Problem A4. Consider a rectangular region, where and are integers such that . The region is to be tiled using tiles of the two types shown below
(The dotted lines divide the tiles into squares.) The tiles may be rotated and reflected, as long as their sides are parallel to the sides of the rectangular region. They must all fit within the region, and they must cover it completely without overlapping.
What is the minimum number of tiles required to tile the region?
Here are a few of the problems of the Putnam 2016 contest. I choose to only list problems which I managed to solve. Most of them are pretty straightforward, so maybe the solutions posted here may be very similar to the official ones. You can find a complete list of the problems on other sites, for example here.
A1. Find the smallest integer such that for every polynomial with integer coefficients and every integer , the number

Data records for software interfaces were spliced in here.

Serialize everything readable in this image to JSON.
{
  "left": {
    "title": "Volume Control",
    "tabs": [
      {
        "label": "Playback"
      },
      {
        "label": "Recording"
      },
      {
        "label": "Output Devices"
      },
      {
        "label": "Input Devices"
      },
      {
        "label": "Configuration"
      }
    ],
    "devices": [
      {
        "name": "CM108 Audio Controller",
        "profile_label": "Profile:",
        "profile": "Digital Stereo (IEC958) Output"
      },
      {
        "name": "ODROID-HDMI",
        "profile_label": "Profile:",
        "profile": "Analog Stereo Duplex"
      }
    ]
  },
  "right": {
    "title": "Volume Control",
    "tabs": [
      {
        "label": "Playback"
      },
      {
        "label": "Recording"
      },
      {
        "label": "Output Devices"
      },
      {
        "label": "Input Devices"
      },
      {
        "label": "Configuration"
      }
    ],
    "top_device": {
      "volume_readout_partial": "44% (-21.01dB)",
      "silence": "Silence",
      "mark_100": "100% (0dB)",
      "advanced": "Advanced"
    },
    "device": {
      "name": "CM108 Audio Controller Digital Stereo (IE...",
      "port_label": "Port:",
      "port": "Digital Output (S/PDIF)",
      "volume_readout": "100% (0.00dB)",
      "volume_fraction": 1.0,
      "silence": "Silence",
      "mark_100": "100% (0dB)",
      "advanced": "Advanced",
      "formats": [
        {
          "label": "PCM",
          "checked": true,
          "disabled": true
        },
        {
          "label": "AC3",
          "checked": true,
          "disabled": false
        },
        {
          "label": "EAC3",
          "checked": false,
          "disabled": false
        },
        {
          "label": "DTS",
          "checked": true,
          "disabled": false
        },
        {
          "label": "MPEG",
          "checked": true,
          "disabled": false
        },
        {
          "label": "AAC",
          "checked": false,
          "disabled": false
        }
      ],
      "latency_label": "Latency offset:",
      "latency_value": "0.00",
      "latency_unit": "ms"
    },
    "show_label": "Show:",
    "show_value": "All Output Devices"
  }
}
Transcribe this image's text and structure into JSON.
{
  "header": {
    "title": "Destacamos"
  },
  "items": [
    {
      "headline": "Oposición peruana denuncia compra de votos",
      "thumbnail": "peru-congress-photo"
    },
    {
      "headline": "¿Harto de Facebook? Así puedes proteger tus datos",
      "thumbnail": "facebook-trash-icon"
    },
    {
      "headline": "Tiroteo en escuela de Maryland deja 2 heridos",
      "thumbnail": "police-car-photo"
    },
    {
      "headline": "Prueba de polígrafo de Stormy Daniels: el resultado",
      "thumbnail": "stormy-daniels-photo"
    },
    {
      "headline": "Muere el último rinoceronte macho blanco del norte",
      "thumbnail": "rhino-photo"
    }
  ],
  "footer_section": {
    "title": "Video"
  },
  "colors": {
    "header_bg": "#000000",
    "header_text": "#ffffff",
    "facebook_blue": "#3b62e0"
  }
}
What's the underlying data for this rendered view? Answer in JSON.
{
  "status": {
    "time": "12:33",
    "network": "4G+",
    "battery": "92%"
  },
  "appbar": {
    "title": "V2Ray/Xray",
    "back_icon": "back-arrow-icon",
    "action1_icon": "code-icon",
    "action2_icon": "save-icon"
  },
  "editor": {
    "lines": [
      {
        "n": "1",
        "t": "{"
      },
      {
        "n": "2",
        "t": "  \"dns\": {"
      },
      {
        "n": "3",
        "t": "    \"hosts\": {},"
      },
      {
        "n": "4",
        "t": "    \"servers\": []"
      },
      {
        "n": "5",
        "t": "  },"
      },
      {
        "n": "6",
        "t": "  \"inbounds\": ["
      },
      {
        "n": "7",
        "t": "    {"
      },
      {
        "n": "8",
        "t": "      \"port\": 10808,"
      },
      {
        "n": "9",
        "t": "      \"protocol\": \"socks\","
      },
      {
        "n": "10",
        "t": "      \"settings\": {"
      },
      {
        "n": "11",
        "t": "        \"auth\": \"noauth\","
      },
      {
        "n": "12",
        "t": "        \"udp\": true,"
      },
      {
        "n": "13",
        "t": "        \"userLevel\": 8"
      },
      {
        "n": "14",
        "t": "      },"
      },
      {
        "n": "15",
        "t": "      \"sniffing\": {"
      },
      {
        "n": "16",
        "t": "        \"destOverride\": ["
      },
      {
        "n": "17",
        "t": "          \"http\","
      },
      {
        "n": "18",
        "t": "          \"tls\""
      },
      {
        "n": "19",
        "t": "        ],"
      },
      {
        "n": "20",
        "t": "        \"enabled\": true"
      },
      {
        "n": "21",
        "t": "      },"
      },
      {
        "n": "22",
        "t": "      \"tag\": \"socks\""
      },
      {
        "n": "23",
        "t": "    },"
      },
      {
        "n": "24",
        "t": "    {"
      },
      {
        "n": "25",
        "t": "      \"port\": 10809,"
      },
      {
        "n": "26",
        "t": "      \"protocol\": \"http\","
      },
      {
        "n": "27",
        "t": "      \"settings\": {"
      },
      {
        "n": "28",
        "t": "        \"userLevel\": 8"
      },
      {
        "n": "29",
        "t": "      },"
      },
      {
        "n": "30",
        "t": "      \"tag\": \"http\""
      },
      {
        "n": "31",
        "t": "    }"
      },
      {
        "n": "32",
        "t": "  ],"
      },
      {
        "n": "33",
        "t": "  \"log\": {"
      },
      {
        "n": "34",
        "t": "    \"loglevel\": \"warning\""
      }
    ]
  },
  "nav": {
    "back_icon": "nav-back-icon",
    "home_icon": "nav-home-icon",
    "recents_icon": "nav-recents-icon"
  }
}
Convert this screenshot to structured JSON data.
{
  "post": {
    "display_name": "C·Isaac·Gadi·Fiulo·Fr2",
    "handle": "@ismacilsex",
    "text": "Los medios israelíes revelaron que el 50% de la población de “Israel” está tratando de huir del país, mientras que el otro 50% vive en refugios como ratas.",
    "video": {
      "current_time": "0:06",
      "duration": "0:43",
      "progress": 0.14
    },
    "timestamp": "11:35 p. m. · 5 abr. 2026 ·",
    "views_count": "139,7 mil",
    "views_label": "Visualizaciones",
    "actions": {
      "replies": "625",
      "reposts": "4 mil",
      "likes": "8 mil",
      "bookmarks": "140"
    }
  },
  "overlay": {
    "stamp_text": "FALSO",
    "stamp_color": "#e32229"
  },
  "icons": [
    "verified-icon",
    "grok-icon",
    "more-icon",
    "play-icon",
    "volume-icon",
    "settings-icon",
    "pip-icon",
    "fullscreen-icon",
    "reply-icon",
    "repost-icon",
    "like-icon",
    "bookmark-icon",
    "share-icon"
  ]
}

that is the -th derivative of evaluated at , is divisible by .
Hints. Successive derivatives give rise to terms containing products of consecutive numbers. The product of consecutive numbers is divisible by . Find the smallest number such that . Prove that does not work by choosing . Prove that works by working only on monomials…
This post is not about math… It’s about a watch which is elegant, smart and a good activity motivator. The Withings Activité is all the above and more. Apparently this watch is on a market for quite a while now, but I didn’t hear about it until recently (via a Facebook add, the irony… I usually despise ads). What caught me was the nice quality design and the promise that it can do more than just tell time.
So what exactly can this watch do?
- tells time via an analog display
- has a silent vibrating alarm
- counts your steps
- shows progress towards the daily goal
- monitors sleep
- can monitor running and swimming
- battery lasts 8 months (that’s forever compared to other fancy smartwatches out there)
I recently wrote a brief introduction to FreeFem++ in this post. FreeFem is a software designed for the numerical study of partial differential equations. It has the advantage of being able to easily define the geometry of the domain, construct and modify meshes, finite element spaces and solve problems on these meshes.
I use Matlab very often for numerical computations. Most of the numerical stuff I’ve done (take a look here if you want) was based on finite differences methods, fundamental solutions and other classical techniques different from finite elements methods. Once I started using finite elements I quickly realized that Matlab is not that easy to work with if you want some automated quality meshing. PDEtool is good, but defining the geometry is not easy. There is also a simple tool: distmesh which performs a simple mesh construction for simple to state geometries. Nevertheless, once you have to define finite element spaces and solve problems things are not easy…
This brings us to the topic of this post: is it possible to interface Matlab and FreeFem? First, why would someone like to do this? Matlab is easier to code and use than FreeFem (for one who’s not a C expert…), but FreeFem deals better with meshes and solving PDE with finite elements. Since FreeFem can be called using system commands, it is possible to call a static program from Matlab. FreeFem can save meshes and variables to files. Let’s see how can we recover them in Matlab.
There is a tool called “FreeFem to Matlab” developed by Julien Dambrine (link on Mathworks). There’s also a longer explanation in this blog post. I recently tried to use the tool and I quickly found that it is not appropriate for large meshes. It probably scans the mesh file line by line which makes the loading process lengthy for high quality meshes. Fortunately there’s a way to speed up things and I present it below. I will not cover the import of the data (other than meshes) since the function importdata from the FreeFem to Matlab tool is fast enough for this.
Problem 8. Let be a positive integer and denote by the ring of integers modulo . Suppose that there exists a function satisfying the following three properties:
- (i) ,
- (ii) ,
- (iii) for all .
Prove that modulo .
Problem 7. Today, Ivan the Confessor prefers continuous functions satisfying for all . Fin the minimum of over all preferred functions.